unplanned, unplanted--there by her own volition
her heavy head demurely cocked to one side
ringed with a bright halo of startling yellow.
I think of her as Mother Earth towering
over all the variations in her kingdom:
of vines, stalks, pods and sprouts,
sharing space with bugs, bees and bunnies.
The breeze ruffles her pedaled skirts
raising them Marilyn Monroe style
as if to share the joy of a delicious day
in her walled garden of delight.
Her 8-ft frame admires the low growing
tomatoes, basil, beets, beans,
potatoes and peas surrounded by
raspberrry stalks and asparagus ferns.
A volunteer herself, she is as startled as I,
by the surprise crop of winter squash
now vining every surface and spawning
butternut every few feet.
Her bright smile seems to foster growth,
presiding over the autumn red potato harvest,
the delight of berries and Indian corn
and me. I stand amazed at the explosive greatness
wought by God’s gifts of sun and rich soil, nitrogen and rain,
blessing Mother Earth’s domain and my paltry labor.
With thanks we accept this hearty harvest, knowing
frost will soon descend, laying fallow this square of earth.
We conspire to endure, even in winter
gathering sights and sounds into barns,
sustaining long sedate, gray days
transforming them into seeds of hope.
Farewell my Garden Goddess--
your seeds and blessings will last long after
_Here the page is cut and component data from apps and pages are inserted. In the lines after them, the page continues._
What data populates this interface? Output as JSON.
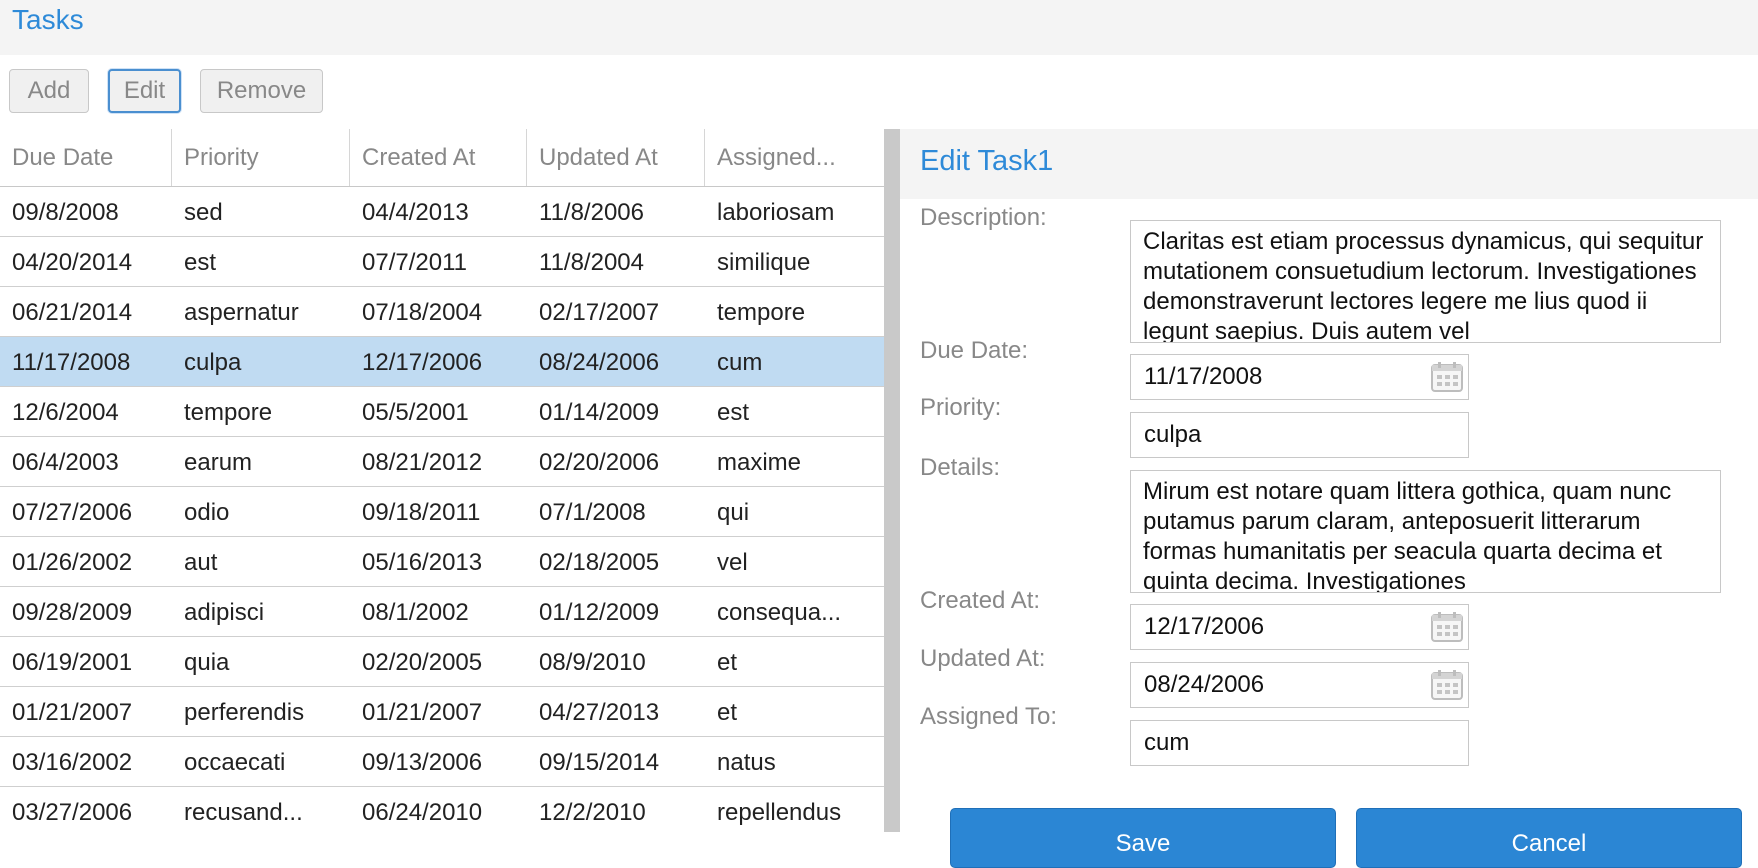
{
  "app": {
    "title": "Tasks"
  },
  "toolbar": {
    "add_label": "Add",
    "edit_label": "Edit",
    "remove_label": "Remove"
  },
  "grid": {
    "columns": [
      "Due Date",
      "Priority",
      "Created At",
      "Updated At",
      "Assigned..."
    ],
    "rows": [
      [
        "09/8/2008",
        "sed",
        "04/4/2013",
        "11/8/2006",
        "laboriosam"
      ],
      [
        "04/20/2014",
        "est",
        "07/7/2011",
        "11/8/2004",
        "similique"
      ],
      [
        "06/21/2014",
        "aspernatur",
        "07/18/2004",
        "02/17/2007",
        "tempore"
      ],
      [
        "11/17/2008",
        "culpa",
        "12/17/2006",
        "08/24/2006",
        "cum"
      ],
      [
        "12/6/2004",
        "tempore",
        "05/5/2001",
        "01/14/2009",
        "est"
      ],
      [
        "06/4/2003",
        "earum",
        "08/21/2012",
        "02/20/2006",
        "maxime"
      ],
      [
        "07/27/2006",
        "odio",
        "09/18/2011",
        "07/1/2008",
        "qui"
      ],
      [
        "01/26/2002",
        "aut",
        "05/16/2013",
        "02/18/2005",
        "vel"
      ],
      [
        "09/28/2009",
        "adipisci",
        "08/1/2002",
        "01/12/2009",
        "consequa..."
      ],
      [
        "06/19/2001",
        "quia",
        "02/20/2005",
        "08/9/2010",
        "et"
      ],
      [
        "01/21/2007",
        "perferendis",
        "01/21/2007",
        "04/27/2013",
        "et"
      ],
      [
        "03/16/2002",
        "occaecati",
        "09/13/2006",
        "09/15/2014",
        "natus"
      ],
      [
        "03/27/2006",
        "recusand...",
        "06/24/2010",
        "12/2/2010",
        "repellendus"
      ]
    ],
    "selected_row": 3
  },
  "editor": {
    "title": "Edit Task1",
    "description_label": "Description:",
    "description_value": "Claritas est etiam processus dynamicus, qui sequitur mutationem consuetudium lectorum. Investigationes demonstraverunt lectores legere me lius quod ii legunt saepius. Duis autem vel",
    "due_date_label": "Due Date:",
    "due_date_value": "11/17/2008",
    "priority_label": "Priority:",
    "priority_value": "culpa",
    "details_label": "Details:",
    "details_value": "Mirum est notare quam littera gothica, quam nunc putamus parum claram, anteposuerit litterarum formas humanitatis per seacula quarta decima et quinta decima. Investigationes",
    "created_at_label": "Created At:",
    "created_at_value": "12/17/2006",
    "updated_at_label": "Updated At:",
    "updated_at_value": "08/24/2006",
    "assigned_to_label": "Assigned To:",
    "assigned_to_value": "cum",
    "save_label": "Save",
    "cancel_label": "Cancel"
  },
  "icons": {
    "calendar": "calendar-icon"
  },
  "colors": {
    "accent": "#2e8ad8",
    "selected_row": "#c0dbf2",
    "primary_button": "#2b86d4"
  }
}
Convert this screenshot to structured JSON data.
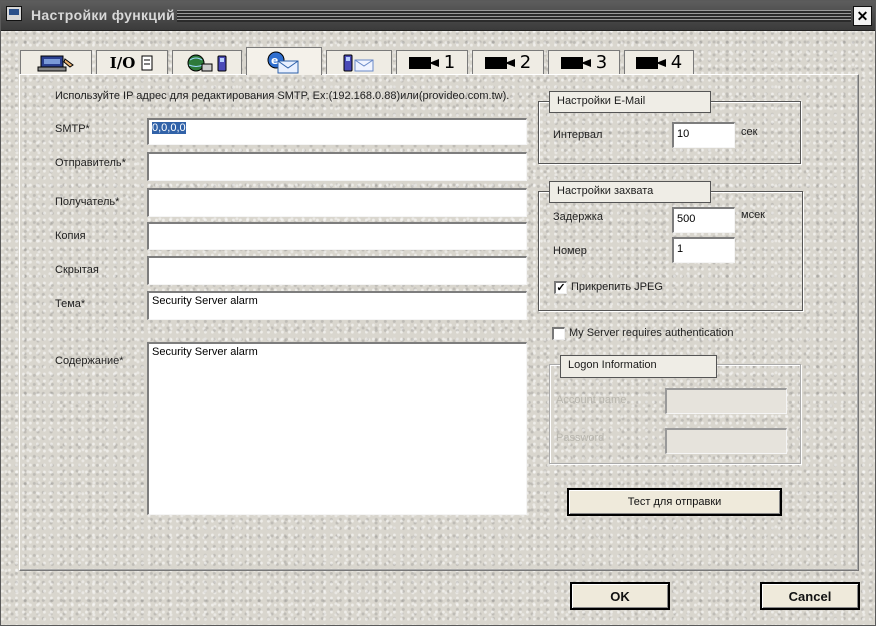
{
  "window": {
    "title": "Настройки функций",
    "close_glyph": "✕"
  },
  "tabs": [
    {
      "name": "network",
      "icon": "network-config-icon",
      "label": ""
    },
    {
      "name": "io",
      "icon": "io-icon",
      "label": "I/O"
    },
    {
      "name": "remote",
      "icon": "globe-phone-icon",
      "label": ""
    },
    {
      "name": "email",
      "icon": "email-icon",
      "label": "",
      "active": true
    },
    {
      "name": "sms",
      "icon": "phone-mail-icon",
      "label": ""
    },
    {
      "name": "camera1",
      "icon": "camera-icon",
      "label": "1"
    },
    {
      "name": "camera2",
      "icon": "camera-icon",
      "label": "2"
    },
    {
      "name": "camera3",
      "icon": "camera-icon",
      "label": "3"
    },
    {
      "name": "camera4",
      "icon": "camera-icon",
      "label": "4"
    }
  ],
  "email_form": {
    "hint": "Используйте IP адрес для редактирования SMTP, Ex:(192.168.0.88)или(provideo.com.tw).",
    "smtp_label": "SMTP*",
    "smtp_value": "0,0,0,0",
    "sender_label": "Отправитель*",
    "sender_value": "",
    "recipient_label": "Получатель*",
    "recipient_value": "",
    "cc_label": "Копия",
    "cc_value": "",
    "bcc_label": "Скрытая",
    "bcc_value": "",
    "subject_label": "Тема*",
    "subject_value": "Security Server alarm",
    "body_label": "Содержание*",
    "body_value": "Security Server alarm"
  },
  "email_settings": {
    "title": "Настройки E-Mail",
    "interval_label": "Интервал",
    "interval_value": "10",
    "interval_unit": "сек"
  },
  "capture_settings": {
    "title": "Настройки захвата",
    "delay_label": "Задержка",
    "delay_value": "500",
    "delay_unit": "мсек",
    "number_label": "Номер",
    "number_value": "1",
    "attach_jpeg_label": "Прикрепить JPEG",
    "attach_jpeg_checked": true,
    "check_glyph": "✓"
  },
  "auth": {
    "requires_auth_label": "My Server requires authentication",
    "requires_auth_checked": false,
    "logon_title": "Logon Information",
    "account_label": "Account name",
    "account_value": "",
    "password_label": "Password",
    "password_value": ""
  },
  "buttons": {
    "test_send": "Тест для отправки",
    "ok": "OK",
    "cancel": "Cancel"
  },
  "colors": {
    "titlebar": "#4a4a4a",
    "selection": "#3162a8",
    "button_face": "#efeadb"
  }
}
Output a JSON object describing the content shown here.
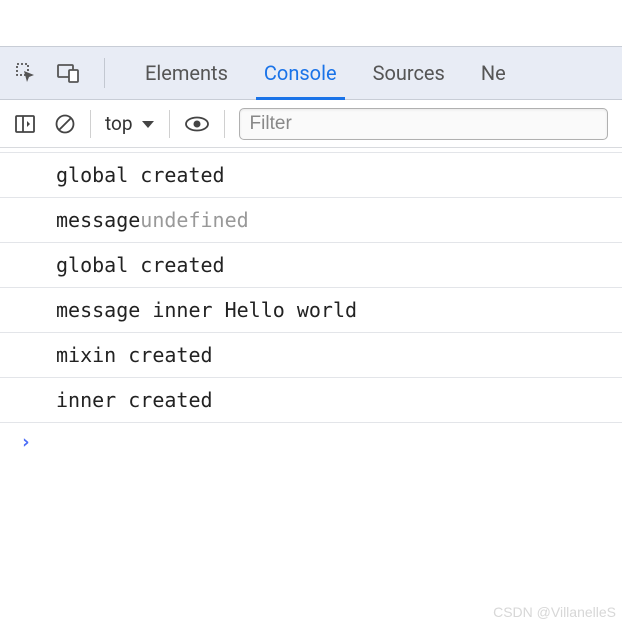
{
  "tabs": {
    "elements": "Elements",
    "console": "Console",
    "sources": "Sources",
    "network_partial": "Ne"
  },
  "toolbar": {
    "context": "top",
    "filter_placeholder": "Filter"
  },
  "logs": [
    {
      "parts": [
        {
          "text": "global created",
          "cls": ""
        }
      ]
    },
    {
      "parts": [
        {
          "text": "message ",
          "cls": ""
        },
        {
          "text": "undefined",
          "cls": "undefined"
        }
      ]
    },
    {
      "parts": [
        {
          "text": "global created",
          "cls": ""
        }
      ]
    },
    {
      "parts": [
        {
          "text": "message inner Hello world",
          "cls": ""
        }
      ]
    },
    {
      "parts": [
        {
          "text": "mixin created",
          "cls": ""
        }
      ]
    },
    {
      "parts": [
        {
          "text": "inner created",
          "cls": ""
        }
      ]
    }
  ],
  "prompt": "›",
  "watermark": "CSDN @VillanelleS"
}
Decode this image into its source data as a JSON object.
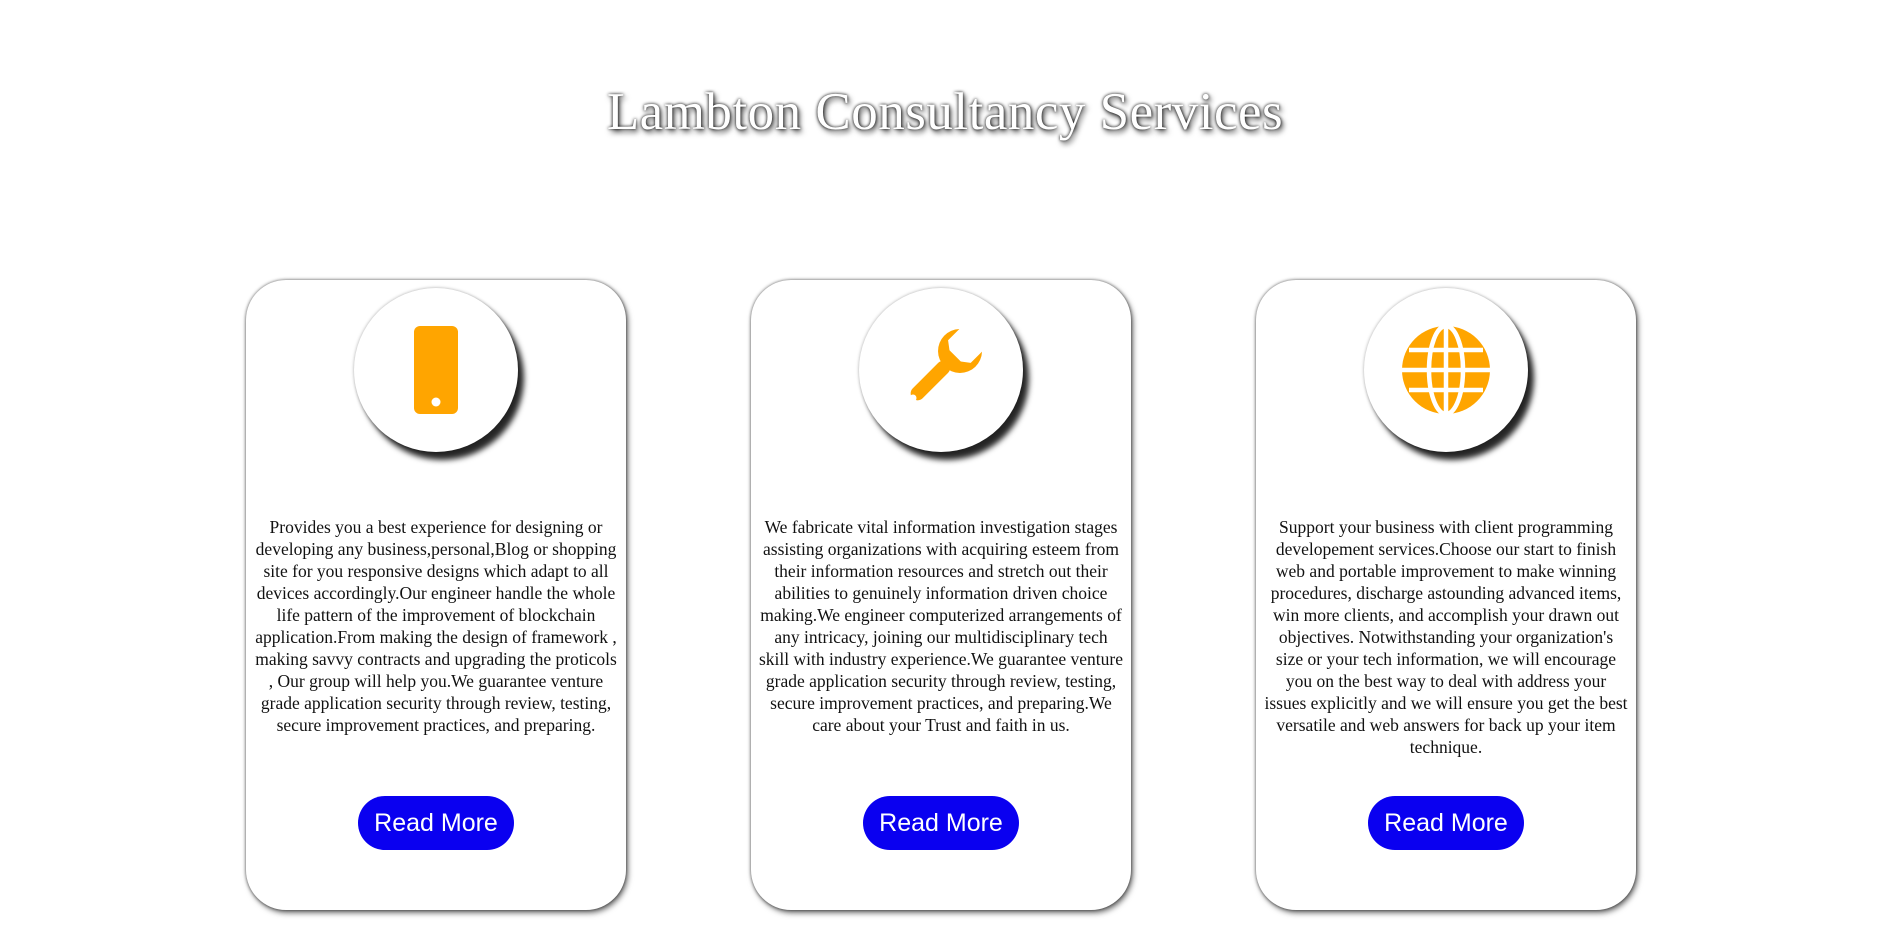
{
  "header": {
    "title": "Lambton Consultancy Services"
  },
  "colors": {
    "icon": "#FFA500",
    "button": "#0A00F0",
    "button_text": "#FFFFFF"
  },
  "cards": [
    {
      "icon": "mobile-phone-icon",
      "text": "Provides you a best experience for designing or developing any business,personal,Blog or shopping site for you responsive designs which adapt to all devices accordingly.Our engineer handle the whole life pattern of the improvement of blockchain application.From making the design of framework , making savvy contracts and upgrading the proticols , Our group will help you.We guarantee venture grade application security through review, testing, secure improvement practices, and preparing.",
      "button_label": "Read More"
    },
    {
      "icon": "wrench-icon",
      "text": "We fabricate vital information investigation stages assisting organizations with acquiring esteem from their information resources and stretch out their abilities to genuinely information driven choice making.We engineer computerized arrangements of any intricacy, joining our multidisciplinary tech skill with industry experience.We guarantee venture grade application security through review, testing, secure improvement practices, and preparing.We care about your Trust and faith in us.",
      "button_label": "Read More"
    },
    {
      "icon": "globe-icon",
      "text": "Support your business with client programming developement services.Choose our start to finish web and portable improvement to make winning procedures, discharge astounding advanced items, win more clients, and accomplish your drawn out objectives. Notwithstanding your organization's size or your tech information, we will encourage you on the best way to deal with address your issues explicitly and we will ensure you get the best versatile and web answers for back up your item technique.",
      "button_label": "Read More"
    }
  ]
}
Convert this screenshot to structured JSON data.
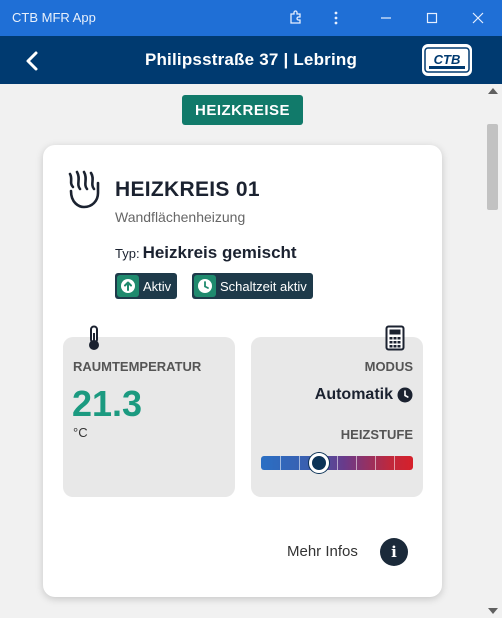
{
  "window": {
    "title": "CTB MFR App"
  },
  "header": {
    "title": "Philipsstraße  37 | Lebring",
    "logo_text": "CTB"
  },
  "section": {
    "badge": "HEIZKREISE"
  },
  "circuit": {
    "name": "HEIZKREIS 01",
    "subtitle": "Wandflächenheizung",
    "type_label": "Typ:",
    "type_value": "Heizkreis gemischt",
    "chips": [
      {
        "label": "Aktiv",
        "icon": "arrow-up-circle-icon"
      },
      {
        "label": "Schaltzeit aktiv",
        "icon": "clock-icon"
      }
    ]
  },
  "temperature": {
    "label": "RAUMTEMPERATUR",
    "value": "21.3",
    "unit": "°C"
  },
  "mode": {
    "label": "MODUS",
    "value": "Automatik",
    "heat_label": "HEIZSTUFE",
    "heat_level_fraction": 0.38
  },
  "footer": {
    "more_label": "Mehr Infos"
  },
  "colors": {
    "titlebar": "#1f6fd6",
    "appbar": "#003a70",
    "accent": "#117a6a",
    "temp": "#1b9a80"
  }
}
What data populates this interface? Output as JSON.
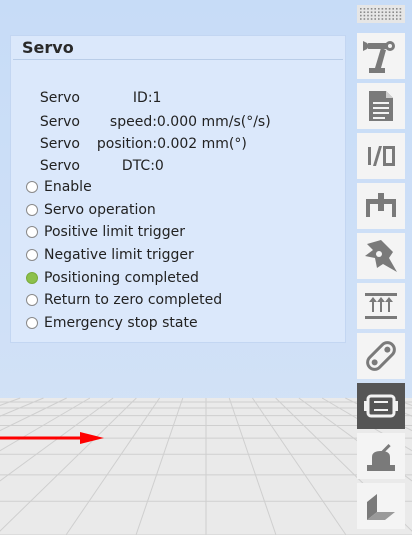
{
  "panel": {
    "title": "Servo",
    "rows": [
      {
        "label": "Servo",
        "value": "ID:1"
      },
      {
        "label": "Servo",
        "value": "speed:0.000 mm/s(°/s)"
      },
      {
        "label": "Servo",
        "value": "position:0.002 mm(°)"
      },
      {
        "label": "Servo",
        "value": "DTC:0"
      }
    ],
    "status": [
      {
        "label": "Enable",
        "on": false
      },
      {
        "label": "Servo operation",
        "on": false
      },
      {
        "label": "Positive limit trigger",
        "on": false
      },
      {
        "label": "Negative limit trigger",
        "on": false
      },
      {
        "label": "Positioning completed",
        "on": true
      },
      {
        "label": "Return to zero completed",
        "on": false
      },
      {
        "label": "Emergency stop state",
        "on": false
      }
    ]
  },
  "toolbar": {
    "items": [
      {
        "name": "robot-arm-icon",
        "text": ""
      },
      {
        "name": "document-icon",
        "text": ""
      },
      {
        "name": "io-icon",
        "text": "I/O"
      },
      {
        "name": "gripper-icon",
        "text": ""
      },
      {
        "name": "star-tool-icon",
        "text": ""
      },
      {
        "name": "axes-icon",
        "text": ""
      },
      {
        "name": "conveyor-icon",
        "text": ""
      },
      {
        "name": "servo-icon",
        "text": "",
        "active": true
      },
      {
        "name": "joystick-icon",
        "text": ""
      },
      {
        "name": "corner-icon",
        "text": ""
      }
    ]
  },
  "colors": {
    "active_status": "#8cc04b",
    "axis_red": "#ff0000",
    "toolbar_active": "#555555"
  }
}
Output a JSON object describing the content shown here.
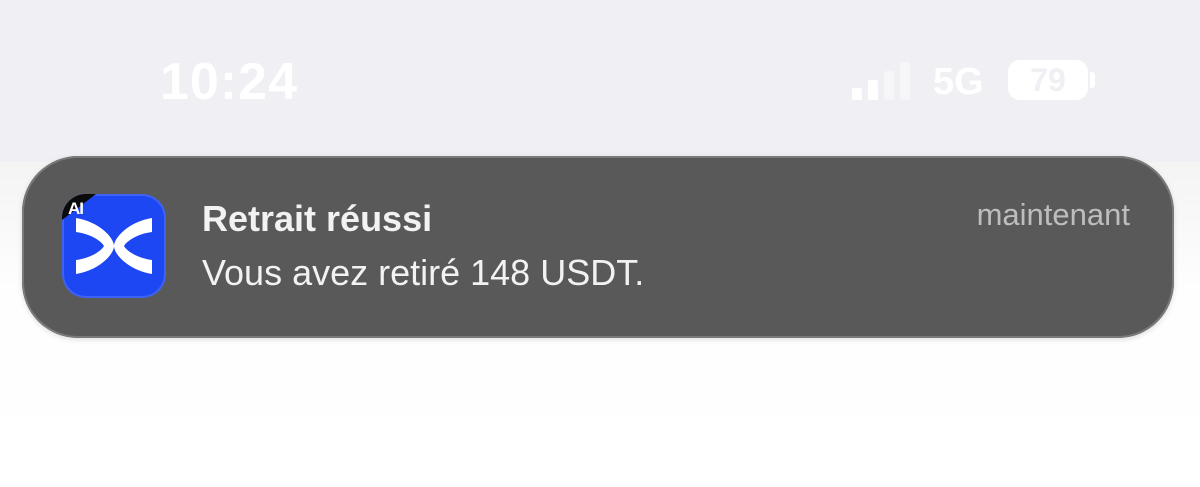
{
  "status_bar": {
    "time": "10:24",
    "network": "5G",
    "battery_level": "79",
    "signal_bars_active": 2,
    "signal_bars_total": 4
  },
  "notification": {
    "app_icon": "exchange-x-icon",
    "app_icon_badge": "AI",
    "title": "Retrait réussi",
    "body": "Vous avez retiré 148 USDT.",
    "timestamp": "maintenant"
  },
  "colors": {
    "notification_bg": "#595959",
    "app_icon_bg": "#1d47f2",
    "status_bar_bg": "#efeff4"
  }
}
your frame weathers gray
leaving enduring images of your sunny smile
and promise of more sunflower-kissed, summer days.
C. Rottman, 9/10/18